Exercise :: If a line in the data contains "containers", copy it out.

━━━━━━━━━━━━━━━━

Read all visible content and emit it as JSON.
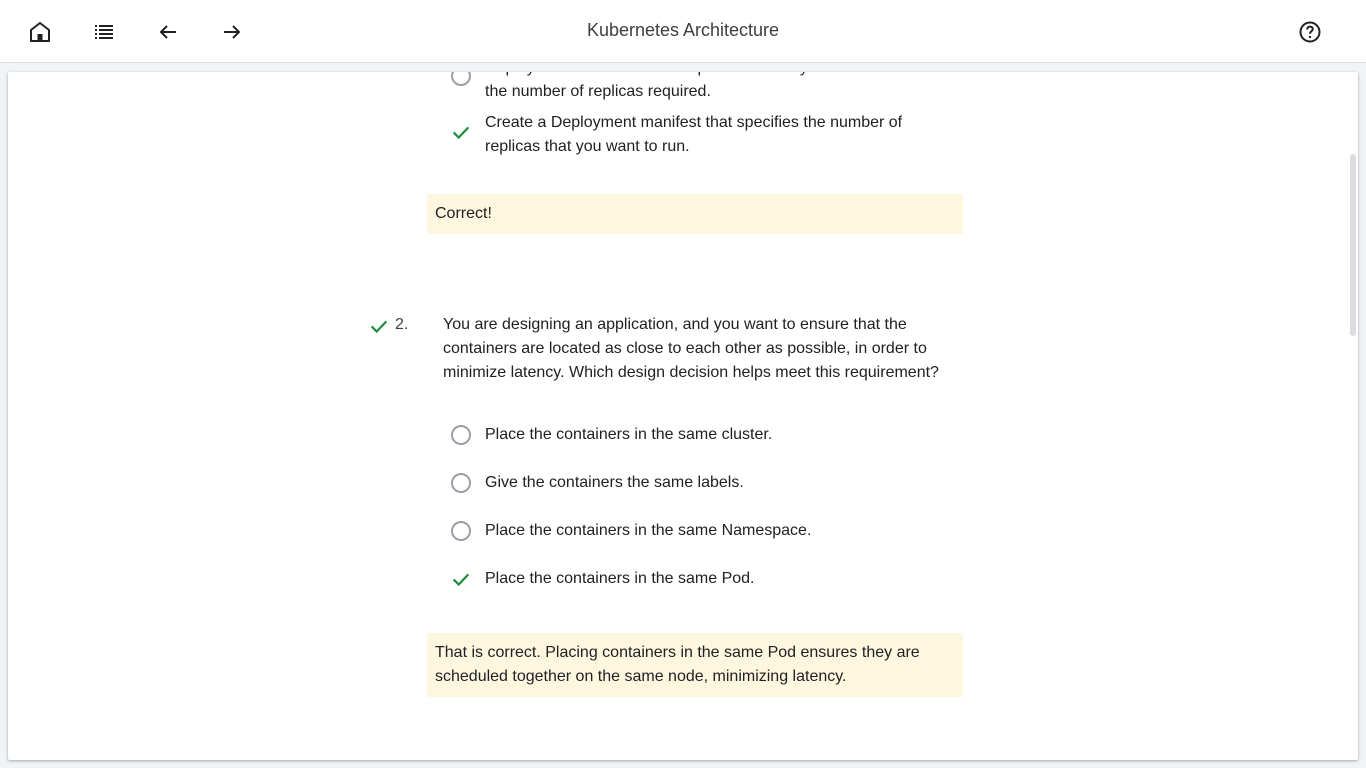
{
  "header": {
    "title": "Kubernetes Architecture",
    "icons": {
      "home": "home-icon",
      "toc": "list-icon",
      "back": "arrow-back-icon",
      "forward": "arrow-forward-icon",
      "help": "help-icon"
    }
  },
  "question1": {
    "options": [
      {
        "text": "Deploy the Pod manifest multiple times until you have achieved the number of replicas required.",
        "state": "unselected"
      },
      {
        "text": "Create a Deployment manifest that specifies the number of replicas that you want to run.",
        "state": "correct"
      }
    ],
    "feedback": "Correct!"
  },
  "question2": {
    "number": "2.",
    "status": "correct",
    "text": "You are designing an application, and you want to ensure that the containers are located as close to each other as possible, in order to minimize latency. Which design decision helps meet this requirement?",
    "options": [
      {
        "text": "Place the containers in the same cluster.",
        "state": "unselected"
      },
      {
        "text": "Give the containers the same labels.",
        "state": "unselected"
      },
      {
        "text": "Place the containers in the same Namespace.",
        "state": "unselected"
      },
      {
        "text": "Place the containers in the same Pod.",
        "state": "correct"
      }
    ],
    "feedback": "That is correct. Placing containers in the same Pod ensures they are scheduled together on the same node, minimizing latency."
  },
  "colors": {
    "check": "#1e8e3e",
    "feedback_bg": "#fef7e0",
    "radio_border": "#9aa0a6"
  }
}
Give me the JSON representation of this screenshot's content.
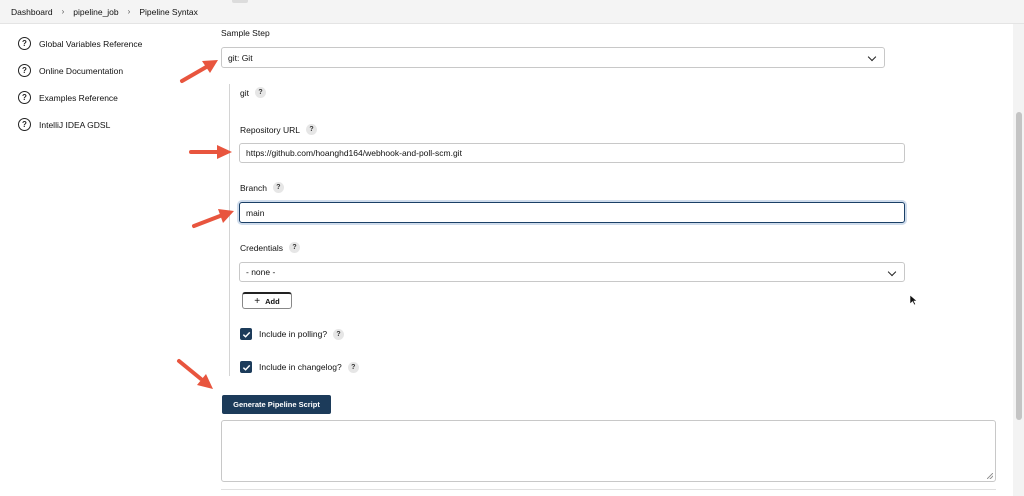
{
  "breadcrumb": [
    "Dashboard",
    "pipeline_job",
    "Pipeline Syntax"
  ],
  "sidebar": {
    "items": [
      {
        "label": "Global Variables Reference",
        "icon": "help-circle-icon"
      },
      {
        "label": "Online Documentation",
        "icon": "help-circle-icon"
      },
      {
        "label": "Examples Reference",
        "icon": "help-circle-icon"
      },
      {
        "label": "IntelliJ IDEA GDSL",
        "icon": "help-circle-icon"
      }
    ]
  },
  "form": {
    "sample_step_label": "Sample Step",
    "sample_step_value": "git: Git",
    "step_name": "git",
    "help_mark": "?",
    "repo_url_label": "Repository URL",
    "repo_url_value": "https://github.com/hoanghd164/webhook-and-poll-scm.git",
    "branch_label": "Branch",
    "branch_value": "main",
    "credentials_label": "Credentials",
    "credentials_value": "- none -",
    "add_label": "Add",
    "polling_label": "Include in polling?",
    "polling_checked": true,
    "changelog_label": "Include in changelog?",
    "changelog_checked": true,
    "generate_label": "Generate Pipeline Script",
    "script_output": ""
  },
  "colors": {
    "primary_button": "#1c3b5a",
    "annotation_arrow": "#e8553e",
    "focus_border": "#1a3f66"
  }
}
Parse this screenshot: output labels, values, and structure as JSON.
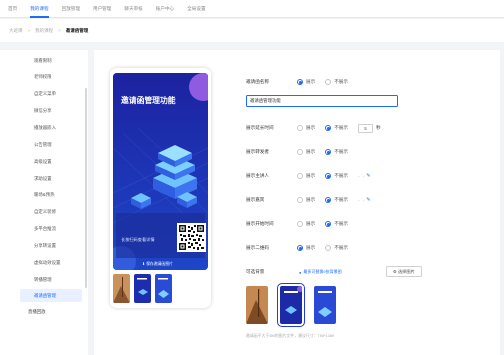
{
  "topnav": {
    "items": [
      "首页",
      "我的课程",
      "回放管理",
      "用户管理",
      "聊天审核",
      "账户中心",
      "全局设置"
    ],
    "active_index": 1
  },
  "breadcrumb": {
    "items": [
      "大班课",
      "我的课程"
    ],
    "current": "邀请函管理"
  },
  "sidebar": {
    "items": [
      "观看限制",
      "老师权限",
      "自定义菜单",
      "微信分享",
      "播放器嵌入",
      "公告管理",
      "高级设置",
      "求助设置",
      "暖场&预热",
      "自定义装修",
      "多平台推流",
      "分享转设置",
      "虚拟动效设置",
      "转播管理",
      "邀请函管理",
      "直播回放"
    ],
    "active": "邀请函管理"
  },
  "preview": {
    "title": "邀请函管理功能",
    "qr_tip": "长按扫码查看详情",
    "save_label": "保存邀请函图片",
    "colors": {
      "poster": "#1a2aa8",
      "accent": "#2f7bff"
    }
  },
  "form": {
    "name_label": "邀请函名称",
    "name_value": "邀请函管理功能",
    "show": "展示",
    "hide": "不展示",
    "name_toggle": "show",
    "duration_label": "展示延长时间",
    "duration_toggle": "hide",
    "duration_value": "5",
    "duration_unit": "秒",
    "inviter_label": "展示转发者",
    "inviter_toggle": "show",
    "lecturer_label": "展示主讲人",
    "lecturer_toggle": "hide",
    "lecturer_dash": "- -",
    "guest_label": "展示嘉宾",
    "guest_toggle": "hide",
    "guest_dash": "- -",
    "start_label": "展示开始时间",
    "start_toggle": "hide",
    "qr_label": "展示二维码",
    "qr_toggle": "show",
    "bg_label": "可选背景",
    "bg_hint": "最多可替换9张背景图",
    "pick_label": "选择图片",
    "note": "邀请函不大于5M的图片文件，建议尺寸：750*1369"
  },
  "colors": {
    "primary": "#1f6bff",
    "active_bg": "#e9f0ff"
  }
}
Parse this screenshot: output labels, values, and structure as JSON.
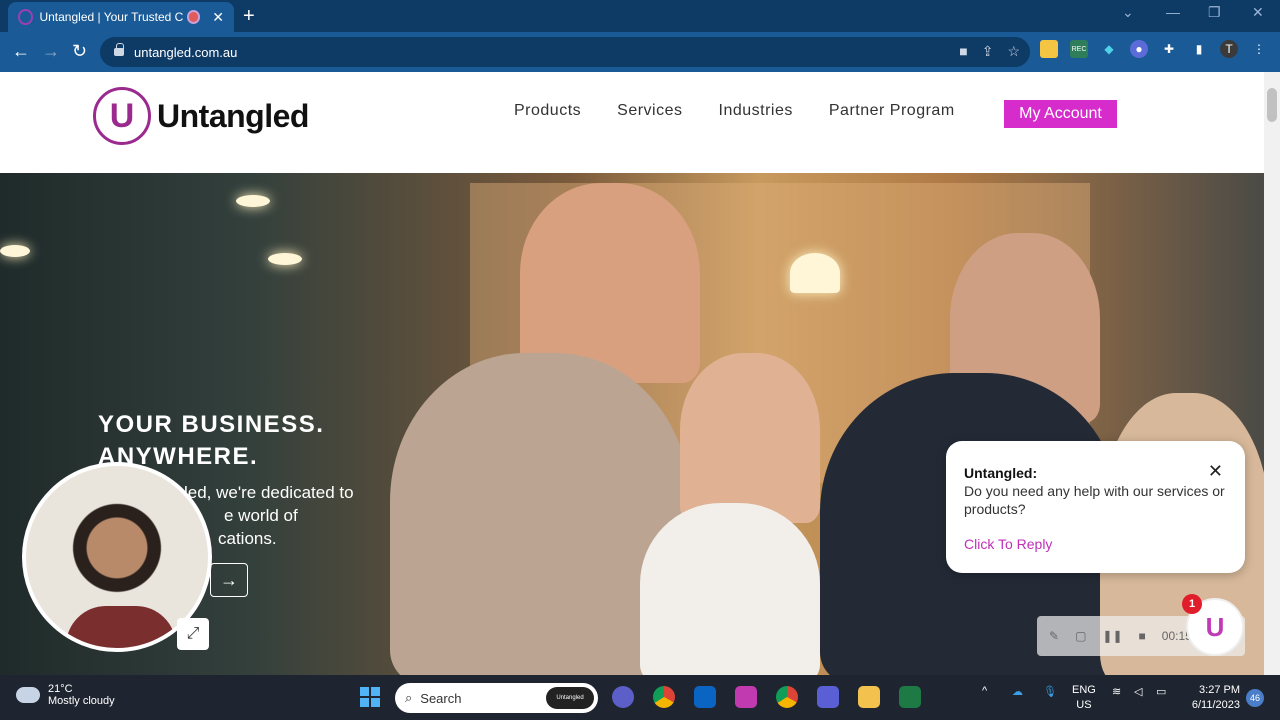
{
  "browser": {
    "tab_title": "Untangled | Your Trusted Cl",
    "url": "untangled.com.au"
  },
  "site": {
    "logo_mark": "U",
    "logo_text": "Untangled",
    "nav": [
      "Products",
      "Services",
      "Industries",
      "Partner Program"
    ],
    "account_button": "My Account"
  },
  "hero": {
    "title_line1": "YOUR BUSINESS.",
    "title_line2": "ANYWHERE.",
    "sub_line1": "led, we're dedicated to",
    "sub_line2": "e world of",
    "sub_line3": "cations."
  },
  "chat": {
    "sender": "Untangled:",
    "message": "Do you need any help with our services or products?",
    "reply": "Click To Reply",
    "unread_count": "1"
  },
  "recorder": {
    "timer": "00:15"
  },
  "taskbar": {
    "temperature": "21°C",
    "weather": "Mostly cloudy",
    "search_placeholder": "Search",
    "search_badge": "Untangled",
    "lang_line1": "ENG",
    "lang_line2": "US",
    "time": "3:27 PM",
    "date": "6/11/2023",
    "notifications": "46"
  }
}
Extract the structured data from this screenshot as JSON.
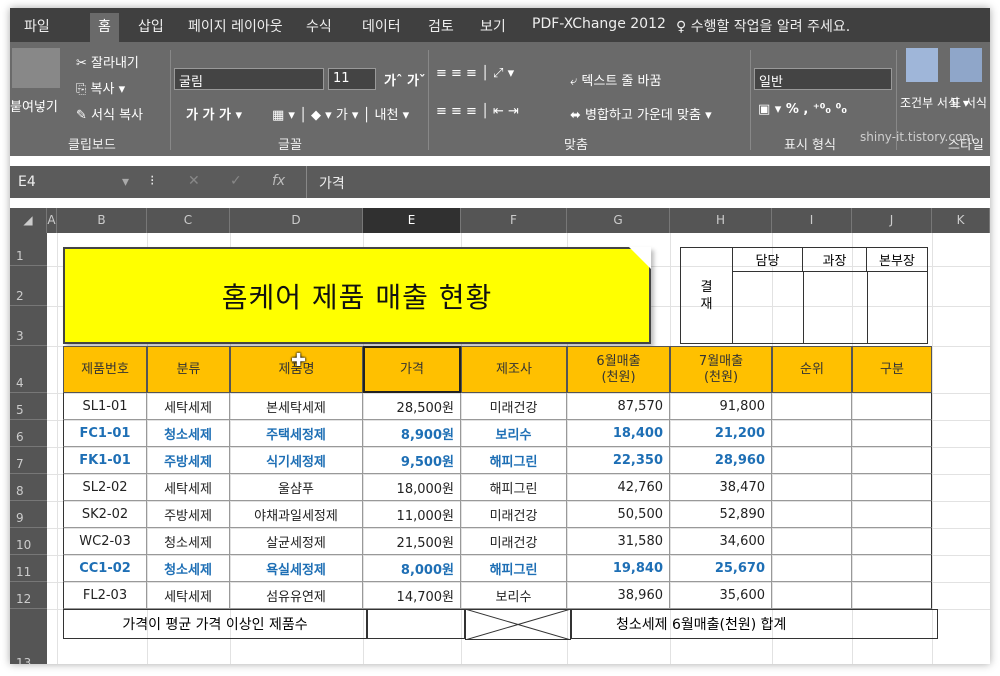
{
  "tabs": [
    "파일",
    "홈",
    "삽입",
    "페이지 레이아웃",
    "수식",
    "데이터",
    "검토",
    "보기",
    "PDF-XChange 2012",
    "♀ 수행할 작업을 알려 주세요."
  ],
  "ribbon": {
    "paste": "붙여넣기",
    "cut": "잘라내기",
    "copy": "복사 ▾",
    "format_painter": "서식 복사",
    "clipboard": "클립보드",
    "font_name": "굴림",
    "font_size": "11",
    "font_buttons": "가 가 가 ▾",
    "font_group": "글꼴",
    "wrap_text": "텍스트 줄 바꿈",
    "merge_center": "병합하고 가운데 맞춤 ▾",
    "align_group": "맞춤",
    "number_format": "일반",
    "number_group": "표시 형식",
    "cond_format": "조건부 서식 ▾",
    "table_format": "표 서식 ▾",
    "style_group": "스타일",
    "watermark": "shiny-it.tistory.com"
  },
  "formula_bar": {
    "cell_ref": "E4",
    "fx": "fx",
    "value": "가격"
  },
  "columns": [
    "A",
    "B",
    "C",
    "D",
    "E",
    "F",
    "G",
    "H",
    "I",
    "J",
    "K"
  ],
  "rows": [
    "1",
    "2",
    "3",
    "4",
    "5",
    "6",
    "7",
    "8",
    "9",
    "10",
    "11",
    "12",
    "13"
  ],
  "title": "홈케어 제품 매출 현황",
  "approval": {
    "label": "결\n재",
    "heads": [
      "담당",
      "과장",
      "본부장"
    ]
  },
  "headers": [
    "제품번호",
    "분류",
    "제품명",
    "가격",
    "제조사",
    "6월매출\n(천원)",
    "7월매출\n(천원)",
    "순위",
    "구분"
  ],
  "data": [
    [
      "SL1-01",
      "세탁세제",
      "본세탁세제",
      "28,500원",
      "미래건강",
      "87,570",
      "91,800"
    ],
    [
      "FC1-01",
      "청소세제",
      "주택세정제",
      "8,900원",
      "보리수",
      "18,400",
      "21,200"
    ],
    [
      "FK1-01",
      "주방세제",
      "식기세정제",
      "9,500원",
      "해피그린",
      "22,350",
      "28,960"
    ],
    [
      "SL2-02",
      "세탁세제",
      "울샴푸",
      "18,000원",
      "해피그린",
      "42,760",
      "38,470"
    ],
    [
      "SK2-02",
      "주방세제",
      "야채과일세정제",
      "11,000원",
      "미래건강",
      "50,500",
      "52,890"
    ],
    [
      "WC2-03",
      "청소세제",
      "살균세정제",
      "21,500원",
      "미래건강",
      "31,580",
      "34,600"
    ],
    [
      "CC1-02",
      "청소세제",
      "욕실세정제",
      "8,000원",
      "해피그린",
      "19,840",
      "25,670"
    ],
    [
      "FL2-03",
      "세탁세제",
      "섬유유연제",
      "14,700원",
      "보리수",
      "38,960",
      "35,600"
    ]
  ],
  "highlight_rows": [
    1,
    2,
    6
  ],
  "footer": {
    "left": "가격이 평균 가격 이상인 제품수",
    "right": "청소세제 6월매출(천원) 합계"
  }
}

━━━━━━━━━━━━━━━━

Result ::
    "text": "You are designing an application, and you want to ensure that the containers are located as close to each other as possible, in order to minimize latency. Which design decision helps meet this requirement?",
        "text": "Place the containers in the same cluster.",
        "text": "Give the containers the same labels.",
        "text": "Place the containers in the same Namespace.",
        "text": "Place the containers in the same Pod.",
    "feedback": "That is correct. Placing containers in the same Pod ensures they are scheduled together on the same node, minimizing latency."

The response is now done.